▶ **Task material**:
************
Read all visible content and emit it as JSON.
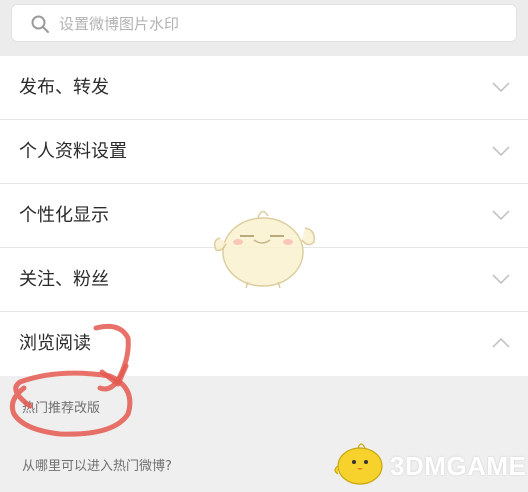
{
  "search": {
    "placeholder": "设置微博图片水印",
    "icon": "search-icon"
  },
  "faq": {
    "items": [
      {
        "label": "发布、转发",
        "state": "collapsed"
      },
      {
        "label": "个人资料设置",
        "state": "collapsed"
      },
      {
        "label": "个性化显示",
        "state": "collapsed"
      },
      {
        "label": "关注、粉丝",
        "state": "collapsed"
      },
      {
        "label": "浏览阅读",
        "state": "expanded"
      }
    ],
    "expanded_children": [
      {
        "label": "热门推荐改版"
      },
      {
        "label": "从哪里可以进入热门微博?"
      }
    ]
  },
  "watermark": {
    "text": "3DMGAME"
  },
  "colors": {
    "annotation": "#e4594f",
    "text": "#2b2b2b",
    "subtext": "#6f6f6f",
    "chevron": "#c4c4c4",
    "panel": "#efefef"
  }
}
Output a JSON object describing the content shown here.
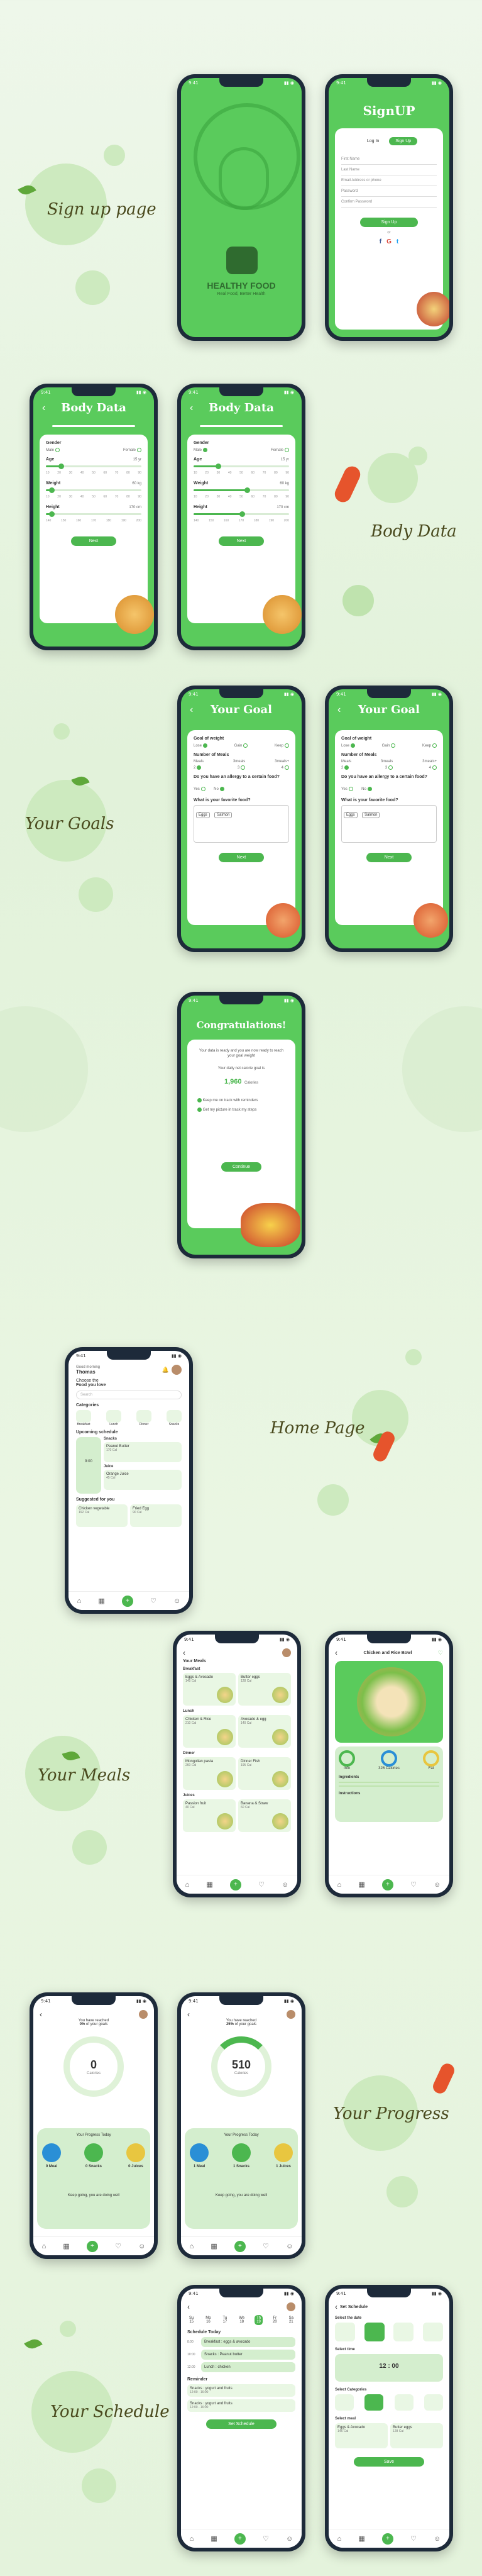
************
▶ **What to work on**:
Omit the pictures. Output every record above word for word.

▶ **Solution to this problem**:
Read all visible content and emit it as JSON.
{
  "search": {
    "placeholder": "设置微博图片水印",
    "icon": "search-icon"
  },
  "faq": {
    "items": [
      {
        "label": "发布、转发",
        "state": "collapsed"
      },
      {
        "label": "个人资料设置",
        "state": "collapsed"
      },
      {
        "label": "个性化显示",
        "state": "collapsed"
      },
      {
        "label": "关注、粉丝",
        "state": "collapsed"
      },
      {
        "label": "浏览阅读",
        "state": "expanded"
      }
    ],
    "expanded_children": [
      {
        "label": "热门推荐改版"
      },
      {
        "label": "从哪里可以进入热门微博?"
      }
    ]
  },
  "watermark": {
    "text": "3DMGAME"
  },
  "colors": {
    "annotation": "#e4594f",
    "text": "#2b2b2b",
    "subtext": "#6f6f6f",
    "chevron": "#c4c4c4",
    "panel": "#efefef"
  }
}
Output a JSON object describing the content shown here.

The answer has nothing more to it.